The latest figures, from 2007, show Missouri with 11,714 clean-energy jobs, which the study says is up 5.4 percent from 1998. That's more than twice the percentage of overall job-growth in the state during that same period, the study says.
Lori Grange, head of the research unit for the Pew Center on the States, called the findings evidence of the potential of clean-energy jobs to be "an economic engine'' in Missouri. In a conference call with reporters Wednesday, Grange and other advocates cited several St. Louis area corporate and non-profit examples of supportive clean-energy efforts -- notably Monsanto and the Donald Danforth Plant Science Center.
Christopher Chung, chief executive officer for the Missouri Partnership, said that other possibilities abound. He cited the potential of using aerospace or auto manufacturing technology to build energy-producing wind turbines, for example.
"For us, it's about continuing to put Missouri on the map," Chung said. He said that the expansion of clean-energy jobs are "one of the clear areas" that could provide alternate employment for the growing number of autoworkers now out of jobs.
But clean-energy jobs are a tiny fraction of Missouri's overall workforce. And while support for such job-creation is bi-partisan, the Missouri Republican Party and many of its political leaders question the vigor of the Obama administration's current push toward the clean-energy industry.

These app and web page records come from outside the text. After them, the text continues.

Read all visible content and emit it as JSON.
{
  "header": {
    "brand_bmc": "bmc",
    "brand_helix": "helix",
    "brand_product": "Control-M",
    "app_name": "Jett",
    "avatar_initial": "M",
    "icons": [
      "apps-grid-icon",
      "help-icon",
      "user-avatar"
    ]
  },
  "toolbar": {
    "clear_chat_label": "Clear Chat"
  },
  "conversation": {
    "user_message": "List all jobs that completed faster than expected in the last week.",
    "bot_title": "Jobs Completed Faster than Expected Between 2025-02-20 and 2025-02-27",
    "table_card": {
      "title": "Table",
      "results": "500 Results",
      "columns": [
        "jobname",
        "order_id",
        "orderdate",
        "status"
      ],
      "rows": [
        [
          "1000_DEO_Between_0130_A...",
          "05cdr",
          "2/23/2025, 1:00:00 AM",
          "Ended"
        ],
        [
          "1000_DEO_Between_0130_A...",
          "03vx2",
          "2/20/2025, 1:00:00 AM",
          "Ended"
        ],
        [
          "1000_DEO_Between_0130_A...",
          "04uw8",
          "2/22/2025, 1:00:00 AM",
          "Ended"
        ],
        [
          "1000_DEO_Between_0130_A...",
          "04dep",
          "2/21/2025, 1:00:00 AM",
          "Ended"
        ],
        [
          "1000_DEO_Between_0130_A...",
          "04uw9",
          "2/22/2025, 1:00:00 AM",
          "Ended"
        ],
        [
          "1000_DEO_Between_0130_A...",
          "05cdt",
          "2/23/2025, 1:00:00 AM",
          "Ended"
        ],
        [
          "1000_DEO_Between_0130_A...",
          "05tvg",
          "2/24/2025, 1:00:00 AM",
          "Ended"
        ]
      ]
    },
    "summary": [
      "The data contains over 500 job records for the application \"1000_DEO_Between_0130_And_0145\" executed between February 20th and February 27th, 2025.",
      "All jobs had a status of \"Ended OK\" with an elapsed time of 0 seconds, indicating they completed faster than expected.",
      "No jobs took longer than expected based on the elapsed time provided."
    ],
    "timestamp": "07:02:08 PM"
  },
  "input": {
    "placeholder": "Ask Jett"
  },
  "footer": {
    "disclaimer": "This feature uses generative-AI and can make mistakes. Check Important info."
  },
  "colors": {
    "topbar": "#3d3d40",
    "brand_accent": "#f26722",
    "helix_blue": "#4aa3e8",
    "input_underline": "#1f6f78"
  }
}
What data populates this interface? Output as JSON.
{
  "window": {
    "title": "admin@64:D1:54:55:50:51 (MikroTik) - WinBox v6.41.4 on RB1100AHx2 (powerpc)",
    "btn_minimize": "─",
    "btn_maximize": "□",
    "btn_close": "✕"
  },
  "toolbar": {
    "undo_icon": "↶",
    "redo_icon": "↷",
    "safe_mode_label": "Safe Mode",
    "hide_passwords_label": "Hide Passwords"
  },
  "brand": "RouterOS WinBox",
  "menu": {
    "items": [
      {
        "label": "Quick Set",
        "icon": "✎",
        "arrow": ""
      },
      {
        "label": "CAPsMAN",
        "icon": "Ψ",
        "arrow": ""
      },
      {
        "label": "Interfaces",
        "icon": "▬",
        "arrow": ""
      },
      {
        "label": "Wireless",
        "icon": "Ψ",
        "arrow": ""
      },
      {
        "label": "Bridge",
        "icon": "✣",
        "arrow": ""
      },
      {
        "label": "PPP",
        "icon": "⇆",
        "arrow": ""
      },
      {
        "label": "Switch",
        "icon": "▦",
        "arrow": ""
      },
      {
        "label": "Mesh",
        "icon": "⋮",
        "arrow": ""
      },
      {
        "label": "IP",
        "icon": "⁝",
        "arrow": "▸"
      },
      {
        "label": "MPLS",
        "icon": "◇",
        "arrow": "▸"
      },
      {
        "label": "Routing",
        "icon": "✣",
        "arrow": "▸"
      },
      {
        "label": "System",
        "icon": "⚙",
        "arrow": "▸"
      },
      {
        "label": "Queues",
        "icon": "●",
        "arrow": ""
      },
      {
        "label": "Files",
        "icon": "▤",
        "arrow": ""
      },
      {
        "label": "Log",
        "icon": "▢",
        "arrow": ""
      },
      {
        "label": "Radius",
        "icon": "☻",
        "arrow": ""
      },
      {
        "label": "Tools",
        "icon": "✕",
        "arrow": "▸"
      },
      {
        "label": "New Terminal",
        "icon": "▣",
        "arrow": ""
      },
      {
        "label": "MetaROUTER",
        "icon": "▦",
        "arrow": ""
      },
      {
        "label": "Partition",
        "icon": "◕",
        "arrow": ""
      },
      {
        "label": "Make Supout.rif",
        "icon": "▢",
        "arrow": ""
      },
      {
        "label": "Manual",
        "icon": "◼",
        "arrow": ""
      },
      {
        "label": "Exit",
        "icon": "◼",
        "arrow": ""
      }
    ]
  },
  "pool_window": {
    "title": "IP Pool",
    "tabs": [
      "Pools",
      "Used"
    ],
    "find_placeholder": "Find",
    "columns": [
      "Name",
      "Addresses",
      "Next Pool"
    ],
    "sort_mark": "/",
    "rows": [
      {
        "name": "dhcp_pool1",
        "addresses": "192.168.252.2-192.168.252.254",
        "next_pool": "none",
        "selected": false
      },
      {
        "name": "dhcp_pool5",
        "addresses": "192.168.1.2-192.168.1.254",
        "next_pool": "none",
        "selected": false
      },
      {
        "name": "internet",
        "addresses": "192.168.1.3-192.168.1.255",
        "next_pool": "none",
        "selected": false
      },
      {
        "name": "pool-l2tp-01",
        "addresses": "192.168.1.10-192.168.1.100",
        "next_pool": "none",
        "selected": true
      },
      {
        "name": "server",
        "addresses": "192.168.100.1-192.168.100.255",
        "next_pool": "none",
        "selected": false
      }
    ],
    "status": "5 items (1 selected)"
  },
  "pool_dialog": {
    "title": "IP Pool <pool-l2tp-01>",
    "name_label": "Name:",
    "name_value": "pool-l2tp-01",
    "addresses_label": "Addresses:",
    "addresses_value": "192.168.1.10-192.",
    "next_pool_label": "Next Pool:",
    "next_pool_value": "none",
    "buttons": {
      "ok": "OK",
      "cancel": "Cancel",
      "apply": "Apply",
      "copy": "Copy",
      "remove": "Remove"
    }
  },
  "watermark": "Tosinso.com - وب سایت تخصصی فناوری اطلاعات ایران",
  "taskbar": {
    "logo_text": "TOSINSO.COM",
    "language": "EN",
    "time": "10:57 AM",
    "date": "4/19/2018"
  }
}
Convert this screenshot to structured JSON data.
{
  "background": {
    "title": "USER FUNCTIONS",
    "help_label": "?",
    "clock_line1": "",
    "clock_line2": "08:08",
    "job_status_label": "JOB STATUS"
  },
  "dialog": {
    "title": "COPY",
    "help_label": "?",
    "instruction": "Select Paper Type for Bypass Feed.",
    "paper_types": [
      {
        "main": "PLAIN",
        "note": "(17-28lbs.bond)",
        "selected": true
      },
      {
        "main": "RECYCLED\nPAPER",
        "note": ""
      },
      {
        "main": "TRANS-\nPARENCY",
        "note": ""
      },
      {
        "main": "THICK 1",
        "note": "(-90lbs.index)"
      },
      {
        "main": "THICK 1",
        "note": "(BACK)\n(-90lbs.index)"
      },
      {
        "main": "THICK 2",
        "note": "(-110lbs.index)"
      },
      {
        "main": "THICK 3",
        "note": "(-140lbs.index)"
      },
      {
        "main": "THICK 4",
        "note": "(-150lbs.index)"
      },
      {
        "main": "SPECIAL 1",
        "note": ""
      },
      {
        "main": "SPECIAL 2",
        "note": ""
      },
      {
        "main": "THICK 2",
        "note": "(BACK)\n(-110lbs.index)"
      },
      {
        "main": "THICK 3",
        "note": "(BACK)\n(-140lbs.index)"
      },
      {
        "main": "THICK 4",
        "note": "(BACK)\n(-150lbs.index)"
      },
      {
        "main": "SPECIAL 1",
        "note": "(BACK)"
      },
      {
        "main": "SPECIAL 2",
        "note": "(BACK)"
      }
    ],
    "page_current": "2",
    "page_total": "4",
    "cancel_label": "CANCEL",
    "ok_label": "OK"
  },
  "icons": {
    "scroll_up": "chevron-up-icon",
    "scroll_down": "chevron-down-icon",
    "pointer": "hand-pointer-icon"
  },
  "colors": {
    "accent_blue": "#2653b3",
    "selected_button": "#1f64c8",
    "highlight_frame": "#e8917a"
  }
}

State GOP executive director Lloyd Smith said that the administration's cap-and-trade proposal, aimed at curbing pollution emissions, amounted to an energy tax that would be particularly devastating to states like Missouri that rely heavily on coal.
"The transition to so-called clean-energy jobs, while we lose other jobs, could be brutal," Smith said. He also questioned whether, in the short term, the new wave of clean-energy jobs could match, for example, the $40,000-$65,000 a year that a worker now makes in the aluminum or auto industry.
Grange disputed the low-wage image attached to many clean-energy jobs, saying that the typical pay ranges from $21,000 to $110,000 a year, according to Pew's findings.
In any case, one of the key issues now, said Chung, is Missouri's image as a non-player in the clean-energy industry -- despite the various success stories in the state. "Perception lags behind reality," he said.